## Problem to solve:
Find the string "text" in the records. Copy each line that has it.

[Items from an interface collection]
++++++
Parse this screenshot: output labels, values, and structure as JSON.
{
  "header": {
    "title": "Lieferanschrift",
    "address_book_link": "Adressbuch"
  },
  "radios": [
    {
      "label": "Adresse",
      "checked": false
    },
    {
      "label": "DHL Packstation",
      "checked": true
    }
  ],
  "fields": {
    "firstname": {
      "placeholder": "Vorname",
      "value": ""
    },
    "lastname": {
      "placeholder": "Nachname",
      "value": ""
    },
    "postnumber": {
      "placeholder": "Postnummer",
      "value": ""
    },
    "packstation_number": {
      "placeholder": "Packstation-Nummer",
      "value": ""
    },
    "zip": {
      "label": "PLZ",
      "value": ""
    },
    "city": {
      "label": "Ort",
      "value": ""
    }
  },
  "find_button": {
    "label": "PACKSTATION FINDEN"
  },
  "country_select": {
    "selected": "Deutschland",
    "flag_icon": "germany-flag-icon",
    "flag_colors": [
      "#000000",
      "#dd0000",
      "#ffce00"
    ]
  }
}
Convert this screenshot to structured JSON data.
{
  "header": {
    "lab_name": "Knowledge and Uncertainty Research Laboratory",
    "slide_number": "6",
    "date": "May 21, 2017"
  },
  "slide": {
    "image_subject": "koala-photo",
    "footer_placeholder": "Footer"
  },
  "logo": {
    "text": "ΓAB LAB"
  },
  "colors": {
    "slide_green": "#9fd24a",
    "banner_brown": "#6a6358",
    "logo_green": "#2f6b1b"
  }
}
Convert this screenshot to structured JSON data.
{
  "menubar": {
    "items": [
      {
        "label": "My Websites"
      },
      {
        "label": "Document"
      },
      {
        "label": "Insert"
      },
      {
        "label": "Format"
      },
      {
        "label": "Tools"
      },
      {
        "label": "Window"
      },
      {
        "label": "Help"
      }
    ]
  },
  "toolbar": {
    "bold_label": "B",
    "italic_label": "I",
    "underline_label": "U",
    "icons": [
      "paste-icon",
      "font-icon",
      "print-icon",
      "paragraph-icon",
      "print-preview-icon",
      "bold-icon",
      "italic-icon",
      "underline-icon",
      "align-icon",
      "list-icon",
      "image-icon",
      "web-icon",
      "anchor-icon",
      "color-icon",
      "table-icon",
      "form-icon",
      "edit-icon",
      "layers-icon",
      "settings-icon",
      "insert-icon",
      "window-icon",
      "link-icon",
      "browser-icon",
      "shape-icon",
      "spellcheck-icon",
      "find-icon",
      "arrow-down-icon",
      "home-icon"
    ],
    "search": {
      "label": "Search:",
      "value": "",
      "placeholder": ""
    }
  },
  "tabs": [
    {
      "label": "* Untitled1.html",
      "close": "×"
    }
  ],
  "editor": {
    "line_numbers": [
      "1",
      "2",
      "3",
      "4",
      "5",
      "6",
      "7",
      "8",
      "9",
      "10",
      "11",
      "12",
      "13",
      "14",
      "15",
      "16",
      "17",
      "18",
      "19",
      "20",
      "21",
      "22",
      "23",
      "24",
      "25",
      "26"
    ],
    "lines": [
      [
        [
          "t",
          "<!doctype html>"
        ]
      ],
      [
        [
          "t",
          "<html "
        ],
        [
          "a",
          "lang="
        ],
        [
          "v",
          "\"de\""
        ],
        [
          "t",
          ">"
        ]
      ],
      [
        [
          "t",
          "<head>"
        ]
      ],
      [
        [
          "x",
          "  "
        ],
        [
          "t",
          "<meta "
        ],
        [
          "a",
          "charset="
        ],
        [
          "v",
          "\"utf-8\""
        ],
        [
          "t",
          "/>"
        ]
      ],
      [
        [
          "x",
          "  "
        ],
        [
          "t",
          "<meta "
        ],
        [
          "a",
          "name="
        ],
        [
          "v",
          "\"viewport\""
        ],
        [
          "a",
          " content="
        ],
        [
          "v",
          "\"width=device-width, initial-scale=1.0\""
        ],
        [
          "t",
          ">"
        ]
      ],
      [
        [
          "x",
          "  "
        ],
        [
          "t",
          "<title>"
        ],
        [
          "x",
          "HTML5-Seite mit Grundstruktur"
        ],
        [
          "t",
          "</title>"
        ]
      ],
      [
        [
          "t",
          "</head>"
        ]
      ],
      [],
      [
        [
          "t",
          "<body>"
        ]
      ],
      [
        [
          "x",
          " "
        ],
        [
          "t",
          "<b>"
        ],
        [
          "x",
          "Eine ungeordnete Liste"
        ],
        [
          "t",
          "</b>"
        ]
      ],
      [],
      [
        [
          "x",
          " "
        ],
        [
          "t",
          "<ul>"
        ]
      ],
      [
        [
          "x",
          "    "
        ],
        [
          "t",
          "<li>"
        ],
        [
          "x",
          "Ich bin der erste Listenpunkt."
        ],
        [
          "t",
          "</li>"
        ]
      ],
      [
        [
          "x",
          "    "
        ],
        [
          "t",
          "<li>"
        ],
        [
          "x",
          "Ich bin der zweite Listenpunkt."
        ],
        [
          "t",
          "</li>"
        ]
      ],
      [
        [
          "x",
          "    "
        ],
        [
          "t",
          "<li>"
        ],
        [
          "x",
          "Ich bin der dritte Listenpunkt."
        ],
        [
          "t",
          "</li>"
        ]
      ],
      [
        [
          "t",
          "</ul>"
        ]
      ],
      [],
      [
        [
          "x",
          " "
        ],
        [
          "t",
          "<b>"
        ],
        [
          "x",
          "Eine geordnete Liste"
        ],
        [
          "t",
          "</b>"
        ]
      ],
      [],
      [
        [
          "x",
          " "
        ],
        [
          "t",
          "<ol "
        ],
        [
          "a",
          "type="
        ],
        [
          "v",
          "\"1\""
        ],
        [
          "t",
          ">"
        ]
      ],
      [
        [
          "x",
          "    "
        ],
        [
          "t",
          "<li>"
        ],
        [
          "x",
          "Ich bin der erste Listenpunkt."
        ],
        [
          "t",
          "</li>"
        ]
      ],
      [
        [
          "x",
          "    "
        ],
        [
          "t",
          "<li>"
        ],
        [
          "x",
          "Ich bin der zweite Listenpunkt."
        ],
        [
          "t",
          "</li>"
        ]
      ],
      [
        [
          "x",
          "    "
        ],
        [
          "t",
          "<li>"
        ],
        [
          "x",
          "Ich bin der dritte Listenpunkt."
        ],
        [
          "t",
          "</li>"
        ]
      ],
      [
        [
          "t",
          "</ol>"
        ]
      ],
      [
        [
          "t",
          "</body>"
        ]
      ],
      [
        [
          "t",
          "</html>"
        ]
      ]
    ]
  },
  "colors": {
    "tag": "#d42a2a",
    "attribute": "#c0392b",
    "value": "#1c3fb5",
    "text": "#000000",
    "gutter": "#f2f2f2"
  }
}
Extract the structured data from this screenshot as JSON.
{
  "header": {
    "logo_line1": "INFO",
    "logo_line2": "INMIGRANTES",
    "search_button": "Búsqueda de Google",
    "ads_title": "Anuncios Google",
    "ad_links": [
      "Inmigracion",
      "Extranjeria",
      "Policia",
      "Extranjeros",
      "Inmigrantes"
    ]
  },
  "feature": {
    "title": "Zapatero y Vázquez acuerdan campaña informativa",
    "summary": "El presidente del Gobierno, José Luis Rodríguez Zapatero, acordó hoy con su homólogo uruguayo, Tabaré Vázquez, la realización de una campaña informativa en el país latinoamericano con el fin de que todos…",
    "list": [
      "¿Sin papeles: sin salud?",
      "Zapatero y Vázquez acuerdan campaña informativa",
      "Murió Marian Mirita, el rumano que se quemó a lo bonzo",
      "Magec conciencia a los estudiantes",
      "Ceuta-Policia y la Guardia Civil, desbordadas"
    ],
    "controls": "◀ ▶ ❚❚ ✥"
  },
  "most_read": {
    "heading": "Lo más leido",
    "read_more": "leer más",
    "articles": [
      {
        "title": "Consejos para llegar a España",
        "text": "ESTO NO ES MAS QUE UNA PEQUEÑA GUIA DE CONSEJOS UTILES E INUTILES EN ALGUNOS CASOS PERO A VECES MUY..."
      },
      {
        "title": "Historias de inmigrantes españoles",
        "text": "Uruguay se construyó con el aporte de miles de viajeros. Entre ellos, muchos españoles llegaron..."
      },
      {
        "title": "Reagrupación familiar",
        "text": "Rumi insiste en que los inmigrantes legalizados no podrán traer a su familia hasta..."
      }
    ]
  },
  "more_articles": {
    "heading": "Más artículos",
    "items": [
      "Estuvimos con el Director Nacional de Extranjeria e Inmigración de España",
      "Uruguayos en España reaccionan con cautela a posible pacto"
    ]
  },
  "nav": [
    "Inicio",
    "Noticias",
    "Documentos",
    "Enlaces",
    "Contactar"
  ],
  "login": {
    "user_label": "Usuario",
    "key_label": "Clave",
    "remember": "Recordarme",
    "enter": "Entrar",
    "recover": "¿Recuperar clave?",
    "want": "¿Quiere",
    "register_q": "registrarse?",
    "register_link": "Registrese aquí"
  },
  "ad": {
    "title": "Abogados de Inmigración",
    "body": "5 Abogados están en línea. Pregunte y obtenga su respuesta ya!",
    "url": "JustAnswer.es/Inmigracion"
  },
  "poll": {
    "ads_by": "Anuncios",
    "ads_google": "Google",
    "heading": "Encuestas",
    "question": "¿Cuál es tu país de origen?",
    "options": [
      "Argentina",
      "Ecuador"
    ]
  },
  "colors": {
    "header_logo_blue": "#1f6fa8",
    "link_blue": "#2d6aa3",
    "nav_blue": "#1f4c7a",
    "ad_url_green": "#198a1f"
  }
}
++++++
## Your solution:
    "text": "ΓAB LAB"
    "text": "#000000",
        "text": "ESTO NO ES MAS QUE UNA PEQUEÑA GUIA DE CONSEJOS UTILES E INUTILES EN ALGUNOS CASOS PERO A VECES MUY..."
        "text": "Uruguay se construyó con el aporte de miles de viajeros. Entre ellos, muchos españoles llegaron..."
        "text": "Rumi insiste en que los inmigrantes legalizados no podrán traer a su familia hasta..."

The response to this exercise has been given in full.